(Dataset rows describing interfaces)

━━━━━━━━

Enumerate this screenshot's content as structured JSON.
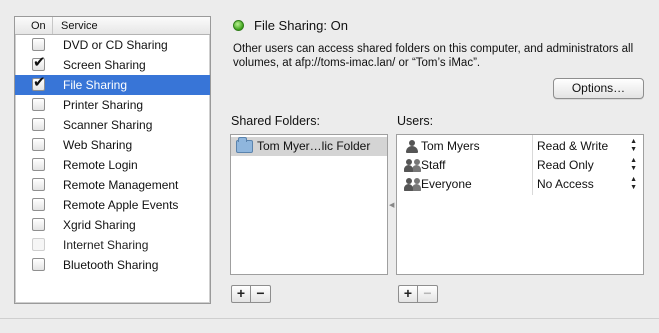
{
  "service_list": {
    "header_on": "On",
    "header_service": "Service",
    "items": [
      {
        "label": "DVD or CD Sharing",
        "checked": false,
        "selected": false,
        "enabled": true
      },
      {
        "label": "Screen Sharing",
        "checked": true,
        "selected": false,
        "enabled": true
      },
      {
        "label": "File Sharing",
        "checked": true,
        "selected": true,
        "enabled": true
      },
      {
        "label": "Printer Sharing",
        "checked": false,
        "selected": false,
        "enabled": true
      },
      {
        "label": "Scanner Sharing",
        "checked": false,
        "selected": false,
        "enabled": true
      },
      {
        "label": "Web Sharing",
        "checked": false,
        "selected": false,
        "enabled": true
      },
      {
        "label": "Remote Login",
        "checked": false,
        "selected": false,
        "enabled": true
      },
      {
        "label": "Remote Management",
        "checked": false,
        "selected": false,
        "enabled": true
      },
      {
        "label": "Remote Apple Events",
        "checked": false,
        "selected": false,
        "enabled": true
      },
      {
        "label": "Xgrid Sharing",
        "checked": false,
        "selected": false,
        "enabled": true
      },
      {
        "label": "Internet Sharing",
        "checked": false,
        "selected": false,
        "enabled": false
      },
      {
        "label": "Bluetooth Sharing",
        "checked": false,
        "selected": false,
        "enabled": true
      }
    ],
    "selected_color": "#3875d7"
  },
  "status": {
    "title": "File Sharing: On",
    "description": "Other users can access shared folders on this computer, and administrators all volumes, at afp://toms-imac.lan/ or “Tom’s iMac”.",
    "indicator_color": "#3ca21a"
  },
  "options_button_label": "Options…",
  "shared_folders": {
    "label": "Shared Folders:",
    "items": [
      {
        "name": "Tom Myer…lic Folder",
        "icon": "folder-icon"
      }
    ]
  },
  "users": {
    "label": "Users:",
    "items": [
      {
        "name": "Tom Myers",
        "icon": "user-icon",
        "permission": "Read & Write"
      },
      {
        "name": "Staff",
        "icon": "group-icon",
        "permission": "Read Only"
      },
      {
        "name": "Everyone",
        "icon": "group-icon",
        "permission": "No Access"
      }
    ]
  },
  "buttons": {
    "add_symbol": "+",
    "remove_symbol": "−",
    "stepper_arrows": "▲▼"
  }
}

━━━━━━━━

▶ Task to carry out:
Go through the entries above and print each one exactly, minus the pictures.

▶ Answer box:
Enumerate this screenshot's content as structured JSON.
{
  "service_list": {
    "header_on": "On",
    "header_service": "Service",
    "items": [
      {
        "label": "DVD or CD Sharing",
        "checked": false,
        "selected": false,
        "enabled": true
      },
      {
        "label": "Screen Sharing",
        "checked": true,
        "selected": false,
        "enabled": true
      },
      {
        "label": "File Sharing",
        "checked": true,
        "selected": true,
        "enabled": true
      },
      {
        "label": "Printer Sharing",
        "checked": false,
        "selected": false,
        "enabled": true
      },
      {
        "label": "Scanner Sharing",
        "checked": false,
        "selected": false,
        "enabled": true
      },
      {
        "label": "Web Sharing",
        "checked": false,
        "selected": false,
        "enabled": true
      },
      {
        "label": "Remote Login",
        "checked": false,
        "selected": false,
        "enabled": true
      },
      {
        "label": "Remote Management",
        "checked": false,
        "selected": false,
        "enabled": true
      },
      {
        "label": "Remote Apple Events",
        "checked": false,
        "selected": false,
        "enabled": true
      },
      {
        "label": "Xgrid Sharing",
        "checked": false,
        "selected": false,
        "enabled": true
      },
      {
        "label": "Internet Sharing",
        "checked": false,
        "selected": false,
        "enabled": false
      },
      {
        "label": "Bluetooth Sharing",
        "checked": false,
        "selected": false,
        "enabled": true
      }
    ],
    "selected_color": "#3875d7"
  },
  "status": {
    "title": "File Sharing: On",
    "description": "Other users can access shared folders on this computer, and administrators all volumes, at afp://toms-imac.lan/ or “Tom’s iMac”.",
    "indicator_color": "#3ca21a"
  },
  "options_button_label": "Options…",
  "shared_folders": {
    "label": "Shared Folders:",
    "items": [
      {
        "name": "Tom Myer…lic Folder",
        "icon": "folder-icon"
      }
    ]
  },
  "users": {
    "label": "Users:",
    "items": [
      {
        "name": "Tom Myers",
        "icon": "user-icon",
        "permission": "Read & Write"
      },
      {
        "name": "Staff",
        "icon": "group-icon",
        "permission": "Read Only"
      },
      {
        "name": "Everyone",
        "icon": "group-icon",
        "permission": "No Access"
      }
    ]
  },
  "buttons": {
    "add_symbol": "+",
    "remove_symbol": "−",
    "stepper_arrows": "▲▼"
  }
}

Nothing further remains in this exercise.